THOSE WHO CANNOT REMEMBER the past…cannot lobby effectively. That’s why Lobbyists.info recently unveiled its latest feature: historical links between staffers, federal lobbyists, and members of Congress going back to 1987. Since lobbyists’ connections to lawmakers can matter just as much as their skills and experience, this is a crucial resource.
Why are these historical links so valuable? For one, lawmakers are staying on the Hill for longer than they used to. A report by the Federation of American Scientists found that the average years of service for members of the 113th Congress is 9.1 for the House and 10.2 for the Senate. If you want to lobby on a piece of legislation before the House Energy and Commerce Committee, and a lobbyist you’re thinking of hiring was a staffer for Henry Waxman in 1993, then that historical link may play a crucial role in picking the right advocate.

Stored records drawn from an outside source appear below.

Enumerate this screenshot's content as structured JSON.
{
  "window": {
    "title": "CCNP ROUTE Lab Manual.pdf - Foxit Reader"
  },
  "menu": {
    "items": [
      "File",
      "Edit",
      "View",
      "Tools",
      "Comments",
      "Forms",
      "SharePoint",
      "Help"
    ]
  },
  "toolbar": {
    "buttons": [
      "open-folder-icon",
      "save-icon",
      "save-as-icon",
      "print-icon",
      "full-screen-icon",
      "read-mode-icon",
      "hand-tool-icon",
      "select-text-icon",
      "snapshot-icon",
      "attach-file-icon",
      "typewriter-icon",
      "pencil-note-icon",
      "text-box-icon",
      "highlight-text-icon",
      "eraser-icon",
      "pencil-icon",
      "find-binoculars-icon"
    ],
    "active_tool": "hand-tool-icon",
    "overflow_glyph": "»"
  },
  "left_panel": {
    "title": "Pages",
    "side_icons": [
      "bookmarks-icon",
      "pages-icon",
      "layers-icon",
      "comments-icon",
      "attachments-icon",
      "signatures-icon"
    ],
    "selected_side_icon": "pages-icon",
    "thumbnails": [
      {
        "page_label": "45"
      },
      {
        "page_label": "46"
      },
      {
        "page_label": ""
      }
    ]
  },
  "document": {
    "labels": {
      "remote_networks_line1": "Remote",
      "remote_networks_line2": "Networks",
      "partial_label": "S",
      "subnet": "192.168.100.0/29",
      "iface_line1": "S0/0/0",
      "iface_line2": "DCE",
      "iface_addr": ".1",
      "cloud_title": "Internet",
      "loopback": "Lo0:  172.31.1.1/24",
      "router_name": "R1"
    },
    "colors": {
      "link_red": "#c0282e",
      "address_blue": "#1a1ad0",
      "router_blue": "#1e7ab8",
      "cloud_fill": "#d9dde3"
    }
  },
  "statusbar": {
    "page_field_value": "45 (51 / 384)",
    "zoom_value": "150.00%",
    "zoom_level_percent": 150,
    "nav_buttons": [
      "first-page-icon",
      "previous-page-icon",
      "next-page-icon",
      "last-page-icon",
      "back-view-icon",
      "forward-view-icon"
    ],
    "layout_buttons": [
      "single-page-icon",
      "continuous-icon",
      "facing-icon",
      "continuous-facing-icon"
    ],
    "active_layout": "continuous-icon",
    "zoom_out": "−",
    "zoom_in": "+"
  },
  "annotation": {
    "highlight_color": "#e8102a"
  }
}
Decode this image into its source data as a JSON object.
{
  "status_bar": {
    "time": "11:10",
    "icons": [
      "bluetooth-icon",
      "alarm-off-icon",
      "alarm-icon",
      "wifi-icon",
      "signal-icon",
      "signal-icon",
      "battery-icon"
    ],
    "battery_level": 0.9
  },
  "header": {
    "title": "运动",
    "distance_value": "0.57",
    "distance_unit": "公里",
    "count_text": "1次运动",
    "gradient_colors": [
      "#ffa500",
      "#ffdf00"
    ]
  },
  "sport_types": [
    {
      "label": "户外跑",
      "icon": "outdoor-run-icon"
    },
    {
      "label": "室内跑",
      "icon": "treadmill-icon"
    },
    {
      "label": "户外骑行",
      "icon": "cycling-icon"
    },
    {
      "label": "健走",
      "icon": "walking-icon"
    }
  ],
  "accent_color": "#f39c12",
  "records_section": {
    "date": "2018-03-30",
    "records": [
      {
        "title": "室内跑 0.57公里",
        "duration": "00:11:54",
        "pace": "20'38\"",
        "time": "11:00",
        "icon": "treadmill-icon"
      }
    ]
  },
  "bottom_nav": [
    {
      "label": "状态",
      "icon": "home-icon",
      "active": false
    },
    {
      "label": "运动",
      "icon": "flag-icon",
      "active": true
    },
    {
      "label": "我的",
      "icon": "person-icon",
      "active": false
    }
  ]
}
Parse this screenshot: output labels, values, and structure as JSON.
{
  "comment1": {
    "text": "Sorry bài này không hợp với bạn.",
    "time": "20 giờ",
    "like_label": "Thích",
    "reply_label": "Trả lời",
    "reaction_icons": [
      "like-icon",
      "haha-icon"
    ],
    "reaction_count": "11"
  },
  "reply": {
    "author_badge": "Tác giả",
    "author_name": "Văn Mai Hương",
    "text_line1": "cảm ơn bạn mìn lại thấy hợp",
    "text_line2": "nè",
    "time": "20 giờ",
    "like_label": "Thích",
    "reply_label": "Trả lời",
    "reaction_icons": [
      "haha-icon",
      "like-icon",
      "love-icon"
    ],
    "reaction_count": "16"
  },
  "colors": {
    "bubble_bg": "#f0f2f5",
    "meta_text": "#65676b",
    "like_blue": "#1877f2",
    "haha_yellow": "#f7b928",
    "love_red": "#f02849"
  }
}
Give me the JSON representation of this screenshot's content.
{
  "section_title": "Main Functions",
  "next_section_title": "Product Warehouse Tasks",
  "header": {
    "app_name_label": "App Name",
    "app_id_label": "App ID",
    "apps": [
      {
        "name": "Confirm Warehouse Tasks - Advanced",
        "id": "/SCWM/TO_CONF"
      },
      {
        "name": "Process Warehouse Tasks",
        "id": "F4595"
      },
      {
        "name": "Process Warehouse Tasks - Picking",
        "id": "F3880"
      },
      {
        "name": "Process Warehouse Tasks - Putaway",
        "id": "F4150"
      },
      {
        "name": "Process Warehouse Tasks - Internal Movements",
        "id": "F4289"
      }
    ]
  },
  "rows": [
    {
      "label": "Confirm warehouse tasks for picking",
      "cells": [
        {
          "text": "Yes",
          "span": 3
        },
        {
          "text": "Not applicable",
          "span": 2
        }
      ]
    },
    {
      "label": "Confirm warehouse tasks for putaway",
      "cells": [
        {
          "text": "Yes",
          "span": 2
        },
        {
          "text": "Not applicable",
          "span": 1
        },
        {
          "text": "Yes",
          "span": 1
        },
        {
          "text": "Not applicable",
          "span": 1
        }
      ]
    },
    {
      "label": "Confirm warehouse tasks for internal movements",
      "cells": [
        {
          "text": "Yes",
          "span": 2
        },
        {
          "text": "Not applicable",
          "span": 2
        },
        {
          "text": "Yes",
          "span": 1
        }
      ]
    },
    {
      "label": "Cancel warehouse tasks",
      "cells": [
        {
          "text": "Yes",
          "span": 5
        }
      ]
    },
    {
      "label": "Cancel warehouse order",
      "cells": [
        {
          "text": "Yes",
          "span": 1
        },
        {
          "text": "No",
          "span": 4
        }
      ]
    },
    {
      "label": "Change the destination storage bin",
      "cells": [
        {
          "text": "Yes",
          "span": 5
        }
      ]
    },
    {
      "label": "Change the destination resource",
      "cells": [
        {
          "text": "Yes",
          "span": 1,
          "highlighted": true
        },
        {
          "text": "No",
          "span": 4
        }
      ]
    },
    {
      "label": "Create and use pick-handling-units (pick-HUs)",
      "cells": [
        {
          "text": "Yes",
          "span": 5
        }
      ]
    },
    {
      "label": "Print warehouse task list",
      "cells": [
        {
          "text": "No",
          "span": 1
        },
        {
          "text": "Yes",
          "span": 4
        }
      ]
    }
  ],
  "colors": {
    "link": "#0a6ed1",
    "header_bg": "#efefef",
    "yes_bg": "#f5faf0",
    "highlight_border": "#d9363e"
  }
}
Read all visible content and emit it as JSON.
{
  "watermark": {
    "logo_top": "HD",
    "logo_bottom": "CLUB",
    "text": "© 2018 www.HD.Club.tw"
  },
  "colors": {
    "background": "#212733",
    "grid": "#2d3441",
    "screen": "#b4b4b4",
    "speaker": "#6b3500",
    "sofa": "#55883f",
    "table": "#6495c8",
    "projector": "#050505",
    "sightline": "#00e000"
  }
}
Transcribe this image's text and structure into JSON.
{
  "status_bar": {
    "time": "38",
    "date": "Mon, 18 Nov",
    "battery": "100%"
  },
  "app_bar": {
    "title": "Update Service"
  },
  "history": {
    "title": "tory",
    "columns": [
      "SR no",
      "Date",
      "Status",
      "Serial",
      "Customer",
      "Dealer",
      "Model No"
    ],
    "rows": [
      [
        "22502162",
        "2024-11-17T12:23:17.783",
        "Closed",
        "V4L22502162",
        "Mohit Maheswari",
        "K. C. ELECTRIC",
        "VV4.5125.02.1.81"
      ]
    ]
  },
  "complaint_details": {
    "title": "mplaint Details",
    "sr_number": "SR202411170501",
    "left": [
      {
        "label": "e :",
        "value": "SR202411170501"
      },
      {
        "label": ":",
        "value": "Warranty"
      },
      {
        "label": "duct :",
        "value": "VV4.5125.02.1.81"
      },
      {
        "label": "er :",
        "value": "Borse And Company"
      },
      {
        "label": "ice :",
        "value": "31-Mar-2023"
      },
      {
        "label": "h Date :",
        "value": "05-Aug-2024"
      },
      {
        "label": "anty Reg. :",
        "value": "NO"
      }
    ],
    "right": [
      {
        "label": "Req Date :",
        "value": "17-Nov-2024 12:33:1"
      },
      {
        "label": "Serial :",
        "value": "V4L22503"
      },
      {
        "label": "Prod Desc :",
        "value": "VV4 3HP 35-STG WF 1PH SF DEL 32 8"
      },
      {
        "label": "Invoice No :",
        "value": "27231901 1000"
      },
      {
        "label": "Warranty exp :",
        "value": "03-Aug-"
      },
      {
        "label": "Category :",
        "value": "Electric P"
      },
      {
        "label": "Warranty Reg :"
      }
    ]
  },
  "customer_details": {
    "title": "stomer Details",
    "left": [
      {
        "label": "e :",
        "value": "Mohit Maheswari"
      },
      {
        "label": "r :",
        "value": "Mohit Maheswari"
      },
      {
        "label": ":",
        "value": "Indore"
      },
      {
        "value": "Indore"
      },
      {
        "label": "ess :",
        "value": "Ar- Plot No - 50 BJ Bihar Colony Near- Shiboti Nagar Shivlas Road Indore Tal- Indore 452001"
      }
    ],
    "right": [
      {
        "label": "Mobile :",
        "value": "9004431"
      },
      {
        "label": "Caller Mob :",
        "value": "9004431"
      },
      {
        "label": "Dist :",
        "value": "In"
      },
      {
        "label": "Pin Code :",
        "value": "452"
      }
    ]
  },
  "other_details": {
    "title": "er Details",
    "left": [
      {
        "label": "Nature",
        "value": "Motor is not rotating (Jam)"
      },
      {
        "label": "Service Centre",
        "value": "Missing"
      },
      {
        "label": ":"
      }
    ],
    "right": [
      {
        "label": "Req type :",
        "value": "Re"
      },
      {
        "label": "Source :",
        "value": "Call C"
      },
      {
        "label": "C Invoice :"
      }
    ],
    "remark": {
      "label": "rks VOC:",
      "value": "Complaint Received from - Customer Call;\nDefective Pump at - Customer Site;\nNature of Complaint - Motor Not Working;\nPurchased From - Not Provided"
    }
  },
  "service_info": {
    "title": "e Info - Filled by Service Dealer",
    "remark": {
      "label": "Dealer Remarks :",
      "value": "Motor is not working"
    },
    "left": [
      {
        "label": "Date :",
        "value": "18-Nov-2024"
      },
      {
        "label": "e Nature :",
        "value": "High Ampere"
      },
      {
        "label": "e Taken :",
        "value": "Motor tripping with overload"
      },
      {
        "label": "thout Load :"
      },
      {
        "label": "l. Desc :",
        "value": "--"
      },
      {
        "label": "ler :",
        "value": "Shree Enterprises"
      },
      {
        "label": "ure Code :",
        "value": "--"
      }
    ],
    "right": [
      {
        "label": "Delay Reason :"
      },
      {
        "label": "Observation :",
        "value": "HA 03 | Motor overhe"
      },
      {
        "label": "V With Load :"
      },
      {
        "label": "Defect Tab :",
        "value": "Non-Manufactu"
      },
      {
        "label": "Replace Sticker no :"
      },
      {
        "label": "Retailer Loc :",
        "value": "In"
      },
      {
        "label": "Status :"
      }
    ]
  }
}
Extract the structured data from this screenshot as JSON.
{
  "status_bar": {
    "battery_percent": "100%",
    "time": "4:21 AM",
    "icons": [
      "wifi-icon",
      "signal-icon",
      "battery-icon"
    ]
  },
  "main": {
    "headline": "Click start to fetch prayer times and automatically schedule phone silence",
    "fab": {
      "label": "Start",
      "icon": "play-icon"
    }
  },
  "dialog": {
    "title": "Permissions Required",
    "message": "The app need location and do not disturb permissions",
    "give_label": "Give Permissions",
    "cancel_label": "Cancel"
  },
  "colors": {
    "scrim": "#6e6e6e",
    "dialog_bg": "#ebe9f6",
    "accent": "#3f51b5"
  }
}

With the revolving door between staffers and lobbyists spinning at cyclone speed, the links between former staffers and Congress have become vital to understanding the influence game. It’s increasingly clear that understanding these historical links can give advocates a leg up on the competition.